[Dataset entries]
■ ■ ■ ■ ■ ■ ■

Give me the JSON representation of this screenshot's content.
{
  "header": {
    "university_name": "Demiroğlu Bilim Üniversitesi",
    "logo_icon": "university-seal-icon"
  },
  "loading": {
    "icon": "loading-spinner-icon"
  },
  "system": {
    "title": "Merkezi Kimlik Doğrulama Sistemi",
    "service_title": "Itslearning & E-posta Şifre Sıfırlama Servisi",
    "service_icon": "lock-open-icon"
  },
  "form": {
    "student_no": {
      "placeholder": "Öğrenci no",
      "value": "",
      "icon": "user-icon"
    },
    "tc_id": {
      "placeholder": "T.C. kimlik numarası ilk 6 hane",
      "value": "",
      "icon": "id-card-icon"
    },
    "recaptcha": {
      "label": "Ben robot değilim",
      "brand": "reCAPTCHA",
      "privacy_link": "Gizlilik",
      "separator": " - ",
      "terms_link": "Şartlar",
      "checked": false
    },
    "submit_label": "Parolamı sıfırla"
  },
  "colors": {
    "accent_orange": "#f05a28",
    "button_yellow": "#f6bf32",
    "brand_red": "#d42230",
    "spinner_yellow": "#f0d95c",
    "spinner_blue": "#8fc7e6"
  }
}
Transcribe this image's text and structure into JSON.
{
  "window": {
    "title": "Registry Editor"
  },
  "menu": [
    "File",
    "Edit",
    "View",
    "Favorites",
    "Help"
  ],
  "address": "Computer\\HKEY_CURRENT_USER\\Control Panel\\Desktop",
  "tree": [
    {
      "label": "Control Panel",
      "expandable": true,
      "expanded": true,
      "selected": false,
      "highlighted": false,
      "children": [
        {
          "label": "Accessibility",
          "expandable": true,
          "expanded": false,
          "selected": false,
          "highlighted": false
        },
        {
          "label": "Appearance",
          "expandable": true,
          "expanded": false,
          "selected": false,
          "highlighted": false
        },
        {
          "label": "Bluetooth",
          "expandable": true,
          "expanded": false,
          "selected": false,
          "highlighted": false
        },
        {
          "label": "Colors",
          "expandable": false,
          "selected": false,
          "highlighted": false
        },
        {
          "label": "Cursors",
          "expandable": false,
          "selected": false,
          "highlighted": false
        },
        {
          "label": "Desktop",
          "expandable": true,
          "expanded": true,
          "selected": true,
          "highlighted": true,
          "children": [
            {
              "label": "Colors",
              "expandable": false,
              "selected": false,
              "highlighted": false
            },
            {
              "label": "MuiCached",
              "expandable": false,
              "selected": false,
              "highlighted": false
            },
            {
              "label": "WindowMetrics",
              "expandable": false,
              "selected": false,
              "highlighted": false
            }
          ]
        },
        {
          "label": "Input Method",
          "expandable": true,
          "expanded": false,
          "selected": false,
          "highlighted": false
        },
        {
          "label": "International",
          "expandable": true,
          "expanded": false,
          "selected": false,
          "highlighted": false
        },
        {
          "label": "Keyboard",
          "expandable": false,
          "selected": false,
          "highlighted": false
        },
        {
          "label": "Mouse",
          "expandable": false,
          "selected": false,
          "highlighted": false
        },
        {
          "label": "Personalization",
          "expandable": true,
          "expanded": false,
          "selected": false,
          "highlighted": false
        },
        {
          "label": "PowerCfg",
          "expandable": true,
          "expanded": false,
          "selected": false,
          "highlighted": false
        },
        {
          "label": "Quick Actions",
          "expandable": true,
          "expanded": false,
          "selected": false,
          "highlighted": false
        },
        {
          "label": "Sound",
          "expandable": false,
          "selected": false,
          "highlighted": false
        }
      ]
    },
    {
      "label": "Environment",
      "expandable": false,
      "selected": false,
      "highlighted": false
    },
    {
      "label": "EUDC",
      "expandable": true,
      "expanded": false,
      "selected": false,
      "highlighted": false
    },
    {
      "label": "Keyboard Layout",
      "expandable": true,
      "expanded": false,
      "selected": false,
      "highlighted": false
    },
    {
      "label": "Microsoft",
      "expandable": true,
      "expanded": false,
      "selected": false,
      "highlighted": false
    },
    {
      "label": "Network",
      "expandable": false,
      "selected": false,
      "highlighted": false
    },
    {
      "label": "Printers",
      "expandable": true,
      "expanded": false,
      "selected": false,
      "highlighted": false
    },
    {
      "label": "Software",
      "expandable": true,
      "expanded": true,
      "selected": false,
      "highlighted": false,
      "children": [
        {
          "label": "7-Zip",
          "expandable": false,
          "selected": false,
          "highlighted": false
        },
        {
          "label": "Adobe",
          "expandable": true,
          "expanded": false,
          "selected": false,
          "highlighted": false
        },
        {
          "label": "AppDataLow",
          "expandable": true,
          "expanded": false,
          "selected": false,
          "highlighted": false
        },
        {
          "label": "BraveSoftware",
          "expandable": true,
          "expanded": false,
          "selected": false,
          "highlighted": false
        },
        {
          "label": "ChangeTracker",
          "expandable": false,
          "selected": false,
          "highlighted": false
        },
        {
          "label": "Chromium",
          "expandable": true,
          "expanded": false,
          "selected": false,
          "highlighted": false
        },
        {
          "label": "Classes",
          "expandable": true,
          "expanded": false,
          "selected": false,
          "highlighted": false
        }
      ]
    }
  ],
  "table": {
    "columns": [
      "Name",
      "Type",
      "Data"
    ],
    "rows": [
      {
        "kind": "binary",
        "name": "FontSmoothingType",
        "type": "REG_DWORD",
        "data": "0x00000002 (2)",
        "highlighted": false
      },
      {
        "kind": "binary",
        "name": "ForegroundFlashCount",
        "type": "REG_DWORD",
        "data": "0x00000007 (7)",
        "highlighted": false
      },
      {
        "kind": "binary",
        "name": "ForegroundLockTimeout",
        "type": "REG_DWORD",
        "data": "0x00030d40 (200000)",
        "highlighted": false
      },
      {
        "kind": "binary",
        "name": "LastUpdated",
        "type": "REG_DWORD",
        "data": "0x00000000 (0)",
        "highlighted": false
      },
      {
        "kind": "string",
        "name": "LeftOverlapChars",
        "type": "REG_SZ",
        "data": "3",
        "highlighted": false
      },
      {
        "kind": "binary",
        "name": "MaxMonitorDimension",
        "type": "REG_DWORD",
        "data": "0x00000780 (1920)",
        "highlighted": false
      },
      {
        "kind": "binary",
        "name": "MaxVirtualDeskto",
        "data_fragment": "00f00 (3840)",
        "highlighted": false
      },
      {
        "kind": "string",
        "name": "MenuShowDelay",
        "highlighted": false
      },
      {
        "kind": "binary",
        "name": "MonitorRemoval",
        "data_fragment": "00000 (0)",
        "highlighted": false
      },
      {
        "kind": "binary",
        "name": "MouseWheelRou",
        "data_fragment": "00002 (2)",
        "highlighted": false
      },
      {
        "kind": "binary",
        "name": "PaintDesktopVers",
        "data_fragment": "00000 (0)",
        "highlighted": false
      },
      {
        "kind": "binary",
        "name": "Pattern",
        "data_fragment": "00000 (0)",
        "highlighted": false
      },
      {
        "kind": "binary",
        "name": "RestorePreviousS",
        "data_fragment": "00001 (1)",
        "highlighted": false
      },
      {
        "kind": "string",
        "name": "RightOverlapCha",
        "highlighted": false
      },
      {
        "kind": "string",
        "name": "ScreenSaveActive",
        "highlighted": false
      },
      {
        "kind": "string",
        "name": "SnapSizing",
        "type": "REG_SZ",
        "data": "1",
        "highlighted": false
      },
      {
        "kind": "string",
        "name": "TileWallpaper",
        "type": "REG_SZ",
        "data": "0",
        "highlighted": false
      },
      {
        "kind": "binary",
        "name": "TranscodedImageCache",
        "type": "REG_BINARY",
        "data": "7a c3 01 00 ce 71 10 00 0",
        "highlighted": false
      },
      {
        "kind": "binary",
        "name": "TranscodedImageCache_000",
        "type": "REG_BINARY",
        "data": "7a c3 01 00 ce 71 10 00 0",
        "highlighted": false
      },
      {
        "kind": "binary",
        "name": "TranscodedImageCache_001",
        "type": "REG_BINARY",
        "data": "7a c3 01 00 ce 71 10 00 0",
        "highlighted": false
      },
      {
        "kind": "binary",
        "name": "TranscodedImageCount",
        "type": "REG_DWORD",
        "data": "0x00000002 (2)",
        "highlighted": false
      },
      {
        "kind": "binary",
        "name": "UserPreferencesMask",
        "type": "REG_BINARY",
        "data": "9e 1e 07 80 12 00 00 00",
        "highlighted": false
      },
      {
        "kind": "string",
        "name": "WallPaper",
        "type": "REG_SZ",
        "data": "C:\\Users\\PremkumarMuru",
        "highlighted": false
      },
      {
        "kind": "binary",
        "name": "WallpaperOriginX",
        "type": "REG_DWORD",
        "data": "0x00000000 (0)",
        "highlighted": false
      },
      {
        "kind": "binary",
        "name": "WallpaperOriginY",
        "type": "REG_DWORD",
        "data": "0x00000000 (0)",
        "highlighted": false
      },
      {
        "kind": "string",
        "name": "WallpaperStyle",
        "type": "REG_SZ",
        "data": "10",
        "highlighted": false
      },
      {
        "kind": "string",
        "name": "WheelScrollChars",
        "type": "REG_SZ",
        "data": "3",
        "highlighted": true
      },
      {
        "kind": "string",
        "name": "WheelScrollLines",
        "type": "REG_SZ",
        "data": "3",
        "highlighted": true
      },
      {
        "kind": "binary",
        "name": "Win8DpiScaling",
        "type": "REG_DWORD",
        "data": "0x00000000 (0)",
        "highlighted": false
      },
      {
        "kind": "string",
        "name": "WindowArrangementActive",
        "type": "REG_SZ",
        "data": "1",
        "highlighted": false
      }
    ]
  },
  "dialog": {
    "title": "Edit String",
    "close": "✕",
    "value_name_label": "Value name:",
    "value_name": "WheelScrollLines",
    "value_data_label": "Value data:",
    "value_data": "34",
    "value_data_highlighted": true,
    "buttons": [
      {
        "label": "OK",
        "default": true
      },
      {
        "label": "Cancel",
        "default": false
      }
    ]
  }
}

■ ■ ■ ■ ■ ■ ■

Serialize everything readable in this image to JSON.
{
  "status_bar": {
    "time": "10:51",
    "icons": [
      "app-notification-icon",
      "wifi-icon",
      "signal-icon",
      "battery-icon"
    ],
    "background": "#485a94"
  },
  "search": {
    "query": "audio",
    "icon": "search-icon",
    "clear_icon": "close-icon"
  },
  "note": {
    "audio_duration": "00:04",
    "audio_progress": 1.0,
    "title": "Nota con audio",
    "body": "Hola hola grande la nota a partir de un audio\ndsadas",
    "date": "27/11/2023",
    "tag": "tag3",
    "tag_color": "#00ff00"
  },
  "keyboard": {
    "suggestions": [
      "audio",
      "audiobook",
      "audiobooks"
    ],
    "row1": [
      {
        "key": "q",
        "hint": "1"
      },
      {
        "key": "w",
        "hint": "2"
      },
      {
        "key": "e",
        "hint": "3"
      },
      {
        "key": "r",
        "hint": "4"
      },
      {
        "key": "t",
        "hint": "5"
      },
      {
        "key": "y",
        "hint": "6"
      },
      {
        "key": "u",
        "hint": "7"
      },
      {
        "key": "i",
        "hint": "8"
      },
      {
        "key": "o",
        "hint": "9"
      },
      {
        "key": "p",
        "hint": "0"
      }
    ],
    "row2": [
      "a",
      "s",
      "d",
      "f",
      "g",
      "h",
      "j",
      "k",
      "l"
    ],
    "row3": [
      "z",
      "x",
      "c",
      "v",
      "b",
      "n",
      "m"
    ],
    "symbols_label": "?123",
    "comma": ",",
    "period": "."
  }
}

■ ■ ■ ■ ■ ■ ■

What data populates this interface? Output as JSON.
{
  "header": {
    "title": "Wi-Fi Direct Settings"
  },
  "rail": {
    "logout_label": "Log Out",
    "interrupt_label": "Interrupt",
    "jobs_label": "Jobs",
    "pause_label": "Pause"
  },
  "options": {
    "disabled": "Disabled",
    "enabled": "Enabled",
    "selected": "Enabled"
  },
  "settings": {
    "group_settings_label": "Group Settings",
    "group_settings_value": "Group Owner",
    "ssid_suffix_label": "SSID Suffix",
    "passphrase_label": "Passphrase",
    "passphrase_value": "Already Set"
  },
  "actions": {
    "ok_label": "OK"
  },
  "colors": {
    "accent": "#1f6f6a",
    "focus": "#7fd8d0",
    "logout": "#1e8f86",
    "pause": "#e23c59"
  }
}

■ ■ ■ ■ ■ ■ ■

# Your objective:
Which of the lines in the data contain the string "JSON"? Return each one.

# Answer to the problem:
Give me the JSON representation of this screenshot's content.
Transcribe this image's text and structure into JSON.
Serialize everything readable in this image to JSON.
What data populates this interface? Output as JSON.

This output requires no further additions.